To avoid litigation the district health boards have decided to remain with the 2013 census. The Electoral Commission has no such discretion; the law requires them to use the latest census.
Some MPs have already said they have no confidence in any boundaries based on the 2018 census. An MP who disliked the Electoral Commission’s decisions may well go to court. Given the technical issues involved, the judicial process is likely to push the final determination of boundaries to a date too late for the 2020 general election. I am told, by people more informed than I am, that the courts may decide that the 2018 Census did not meet the standards required in the relevant statutes.
Every census has glitches, but the 2018 one had a major defect resulting in an exceptionally low ‘coverage ratio’, or the proportion who filled in their forms. Instructively, a year has gone by and we do not know that the exact ratio is but it is thought that about one in ten New Zealanders failed to file a return – double from what is normal.
Even Statistics New Zealand has no confidence in the outcome and is trying to patch the gap by using other data sources. For many purposes the resulting data-base may be adequate, although there may be larger margins of statistical error. However a court is unlikely to be convinced that the result meets statutory requirements.
The major defect was the inadequate provision of enumerators, the people who knock at your door (and find dwellings not on the public record), help you fill in the forms and go back to remind those who have not. Figures released by Statistics New Zealand suggest that only half the resources were provided for this purpose in 2018, compared to the 2013 Census.
The reasons for the reduction are beyond comprehension. So the government cuts back the resources; you tell the government you cannot do the job that it and statute ask of you. You think you can double enumerator productivity because you are expecting 70 percent to respond electronically.
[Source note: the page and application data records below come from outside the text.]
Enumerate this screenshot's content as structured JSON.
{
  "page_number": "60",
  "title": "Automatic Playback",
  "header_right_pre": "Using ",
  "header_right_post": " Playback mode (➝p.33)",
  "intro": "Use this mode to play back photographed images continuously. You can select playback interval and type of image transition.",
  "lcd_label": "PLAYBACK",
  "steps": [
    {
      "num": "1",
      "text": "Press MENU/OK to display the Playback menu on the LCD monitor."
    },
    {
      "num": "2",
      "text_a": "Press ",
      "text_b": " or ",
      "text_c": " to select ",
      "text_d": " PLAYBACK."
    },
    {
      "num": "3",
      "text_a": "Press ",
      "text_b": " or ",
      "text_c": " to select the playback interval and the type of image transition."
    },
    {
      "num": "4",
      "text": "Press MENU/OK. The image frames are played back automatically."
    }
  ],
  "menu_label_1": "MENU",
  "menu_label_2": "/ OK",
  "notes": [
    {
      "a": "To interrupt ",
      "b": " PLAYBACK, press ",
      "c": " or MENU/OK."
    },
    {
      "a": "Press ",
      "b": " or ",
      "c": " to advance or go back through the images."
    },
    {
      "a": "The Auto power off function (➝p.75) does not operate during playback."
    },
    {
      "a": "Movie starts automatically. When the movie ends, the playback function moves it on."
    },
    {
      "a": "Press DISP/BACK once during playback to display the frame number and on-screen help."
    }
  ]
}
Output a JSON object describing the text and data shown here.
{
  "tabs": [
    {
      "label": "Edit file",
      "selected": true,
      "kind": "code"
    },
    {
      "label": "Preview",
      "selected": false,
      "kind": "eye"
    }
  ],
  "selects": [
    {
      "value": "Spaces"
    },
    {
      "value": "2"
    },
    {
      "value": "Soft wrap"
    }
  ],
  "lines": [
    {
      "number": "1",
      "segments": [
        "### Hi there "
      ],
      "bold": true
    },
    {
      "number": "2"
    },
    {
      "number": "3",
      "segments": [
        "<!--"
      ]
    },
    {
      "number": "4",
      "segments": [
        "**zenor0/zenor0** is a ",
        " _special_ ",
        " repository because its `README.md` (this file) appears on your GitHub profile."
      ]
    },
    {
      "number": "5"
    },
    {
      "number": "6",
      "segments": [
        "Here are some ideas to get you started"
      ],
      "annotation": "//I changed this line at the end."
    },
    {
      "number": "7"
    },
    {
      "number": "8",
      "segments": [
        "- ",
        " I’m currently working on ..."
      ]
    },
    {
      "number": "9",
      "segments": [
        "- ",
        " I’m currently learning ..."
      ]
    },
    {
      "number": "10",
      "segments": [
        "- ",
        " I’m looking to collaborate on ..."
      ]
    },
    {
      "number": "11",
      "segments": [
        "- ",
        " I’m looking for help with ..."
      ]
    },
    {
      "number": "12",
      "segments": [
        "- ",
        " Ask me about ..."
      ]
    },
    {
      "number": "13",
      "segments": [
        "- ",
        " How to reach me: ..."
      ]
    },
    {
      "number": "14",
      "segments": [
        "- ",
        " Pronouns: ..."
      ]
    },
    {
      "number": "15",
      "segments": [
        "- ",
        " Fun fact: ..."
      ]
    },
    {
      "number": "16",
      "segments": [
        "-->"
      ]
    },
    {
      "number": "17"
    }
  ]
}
You do not have to be Einstein to know that the other 30 percent are those that require the most intensive work from the enumerators.
The anecdotal result seems to have been poorly trained and managed enumerators, and with fewer followups. The quantitative consequence of halving the resources has been a doubling of the coverage failure. (Twelve months after the failure and Statistics New Zealand has not provided a detailed review.)
What to do? When the failure became apparent nine months ago it was proposed that there be a new census run in March 2021 (just two years from now) and that the 2020 general election be run on the existing boundaries based on the 2013 Census. That has the additional advantage of realigning New Zealand census dates to the Western standard of years ending in 1 and 6; the sequence was disrupted by the Canterbury earthquakes.
Statistics New Zealand has claimed that it takes three years (instead of two years and nine months) to run a new census. But I am told that if they use the existing reliable parts of the 2018 census with the 2013 enumerator system, it will take 18 months to organise.
So it could start the task as late as this September. All it requires is leadership, although it may be sensible to bring back (sometimes out of retirement) the team that ran the 2013 enumeration.